On August 6, 1991, the World Wide Web became accessible to public, and people everywhere began to create websites. Just two decades ago, if you had told a church they needed a website, you would’ve heard, “Why do we need one? Everyone knows where to find us. Our service times are listed on the sign outside.” Today, it’s a given. A church without a website is like a home without a front door.
Fast forward 30 years. Online and live-streamed church services have been the trend, and luxury, of well-resourced and tech-savvy churches. Then in one swift movement, the pandemic did what it took decades to do for churches and websites. It moved all churches into a new standard for communication and church services online.
Is online church participation here to stay?
Even as some congregations are beginning to meet together again, not everyone will feel comfortable or be able to join in person. Pre-pandemic, most regular church attendees had the luxury to choose whether to attend in-person or sleep in on a Sunday morning. But that wasn’t true for everyone. While some might be counting the days until things go “back to normal,” virtual engagement has been an unexpected gift for one important group.
Online platforms have allowed people with disabilities, immune-compromised systems, or alternative work schedules to attend and participate in spiritual and social activities that previously did not always accommodate their needs. With unexpected benefits like these, we should be cheering on statistics like Barna study’s report that 72% of churches will be offering both in-person and virtual options for the foreseeable future.

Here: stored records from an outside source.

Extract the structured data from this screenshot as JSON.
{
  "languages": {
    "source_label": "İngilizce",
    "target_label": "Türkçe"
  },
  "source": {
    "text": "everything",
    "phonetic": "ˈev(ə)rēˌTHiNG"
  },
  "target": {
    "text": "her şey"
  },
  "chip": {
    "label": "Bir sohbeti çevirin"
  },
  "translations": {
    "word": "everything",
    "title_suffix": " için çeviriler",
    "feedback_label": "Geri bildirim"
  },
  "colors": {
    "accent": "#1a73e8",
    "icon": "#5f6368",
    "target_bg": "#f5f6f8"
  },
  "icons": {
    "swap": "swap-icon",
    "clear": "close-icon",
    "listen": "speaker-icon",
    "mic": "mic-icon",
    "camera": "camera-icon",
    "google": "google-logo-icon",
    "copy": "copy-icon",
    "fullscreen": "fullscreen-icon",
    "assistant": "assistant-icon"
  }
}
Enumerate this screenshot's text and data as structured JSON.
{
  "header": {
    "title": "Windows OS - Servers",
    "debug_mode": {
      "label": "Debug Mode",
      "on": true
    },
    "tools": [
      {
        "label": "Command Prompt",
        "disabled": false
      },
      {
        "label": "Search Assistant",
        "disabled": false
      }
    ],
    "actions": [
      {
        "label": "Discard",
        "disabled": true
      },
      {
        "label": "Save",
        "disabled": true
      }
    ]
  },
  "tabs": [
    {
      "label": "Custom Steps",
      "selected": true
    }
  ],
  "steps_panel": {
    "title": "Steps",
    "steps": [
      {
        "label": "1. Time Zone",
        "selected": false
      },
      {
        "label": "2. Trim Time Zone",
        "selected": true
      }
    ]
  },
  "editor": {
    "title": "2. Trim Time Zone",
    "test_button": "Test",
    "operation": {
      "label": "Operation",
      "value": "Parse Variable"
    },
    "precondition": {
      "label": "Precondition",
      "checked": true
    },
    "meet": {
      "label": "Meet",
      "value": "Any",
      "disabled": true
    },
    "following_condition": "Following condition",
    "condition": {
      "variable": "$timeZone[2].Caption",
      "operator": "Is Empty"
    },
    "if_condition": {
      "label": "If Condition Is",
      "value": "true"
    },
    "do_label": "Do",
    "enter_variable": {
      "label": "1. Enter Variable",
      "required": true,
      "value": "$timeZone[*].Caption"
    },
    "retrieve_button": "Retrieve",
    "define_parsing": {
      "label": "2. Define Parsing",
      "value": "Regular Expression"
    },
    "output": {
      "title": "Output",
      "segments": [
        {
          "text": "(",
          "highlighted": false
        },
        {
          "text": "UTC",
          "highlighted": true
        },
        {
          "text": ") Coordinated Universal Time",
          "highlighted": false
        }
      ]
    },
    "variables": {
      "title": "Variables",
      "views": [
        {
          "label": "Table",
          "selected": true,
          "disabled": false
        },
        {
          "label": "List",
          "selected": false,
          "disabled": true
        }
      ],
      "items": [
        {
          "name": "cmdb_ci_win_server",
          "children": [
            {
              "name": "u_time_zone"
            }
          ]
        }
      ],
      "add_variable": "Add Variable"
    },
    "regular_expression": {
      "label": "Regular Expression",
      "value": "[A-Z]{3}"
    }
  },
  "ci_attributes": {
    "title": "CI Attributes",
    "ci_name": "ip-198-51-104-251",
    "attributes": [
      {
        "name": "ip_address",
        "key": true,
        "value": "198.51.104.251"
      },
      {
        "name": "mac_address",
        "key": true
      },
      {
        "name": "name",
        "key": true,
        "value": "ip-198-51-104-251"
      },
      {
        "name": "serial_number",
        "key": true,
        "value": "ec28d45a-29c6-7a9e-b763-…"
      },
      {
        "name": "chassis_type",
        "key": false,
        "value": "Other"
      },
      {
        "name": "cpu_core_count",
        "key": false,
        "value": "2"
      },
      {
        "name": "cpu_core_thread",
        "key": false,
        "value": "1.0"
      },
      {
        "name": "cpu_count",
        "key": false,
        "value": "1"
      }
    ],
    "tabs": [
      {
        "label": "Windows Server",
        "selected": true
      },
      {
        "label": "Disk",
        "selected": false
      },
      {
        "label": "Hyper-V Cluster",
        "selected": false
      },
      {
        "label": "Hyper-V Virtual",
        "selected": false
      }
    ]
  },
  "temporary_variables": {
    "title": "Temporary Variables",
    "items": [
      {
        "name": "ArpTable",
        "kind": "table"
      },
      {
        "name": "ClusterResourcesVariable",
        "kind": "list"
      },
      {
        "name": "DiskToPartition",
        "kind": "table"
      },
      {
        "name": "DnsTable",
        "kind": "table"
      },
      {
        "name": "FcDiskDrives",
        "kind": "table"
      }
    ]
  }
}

Just like church websites, the option to participate in church virtually is about to become a standard — hopefully for good.
Hybrid church ministry should be the new normal.
It’s a “both/and” mindset of including people both virtually and in-person. The new Sunday morning for the average local church will mean setting up the musicians AND setting up the live stream camera feed. It will be turning around in your pew to welcome a new family to church AND greeting first-time visitors online. It will be welcoming someone on stage to give an announcement AND live streaming someone in to read scripture. The church has always been bigger than a building, anyways.
So how should churches prepare for the new reality of hybrid ministry?
Churches have a tough job figuring out how to include everyone on a Sunday morning, but if these past few months have taught us anything, it’s a long-term strategy worth investing in.
1. Find technology that is specifically built for what churches need.
The good news is, as everyone is adapting to this new reality, there is also new technology emerging built specifically for churches. Technology like Altar, an engaging two-way live-streaming tool built for churches, is the kind of tool made possible by this new innovation wave.
2. Prioritize active participation over high-quality production.
When the production of a high quality church service takes more time than authentic connection — be careful. Technology should allow your community to be an active part of church, not just a viewer. Involve members from home! Show them giving announcements or reading scripture from home. Opt for technology that allows you to create a two-way conversation and interaction, not just a one-way live stream of the service.
3. Community over content.
While Biblical teaching is still the core function of the church, people don’t just want a sermon online. They want to feel seen and known by others. Real gospel-transformation happens when people are in real relationship. Consider how you can utilize smaller viewing parties or have volunteers be online greeters. Again, look for technology that will allow you to facilitate real conversation online.
Churches have a tough job ahead of them navigating the new, hybrid Sunday morning, but also a huge opportunity to creatively engage new and current members.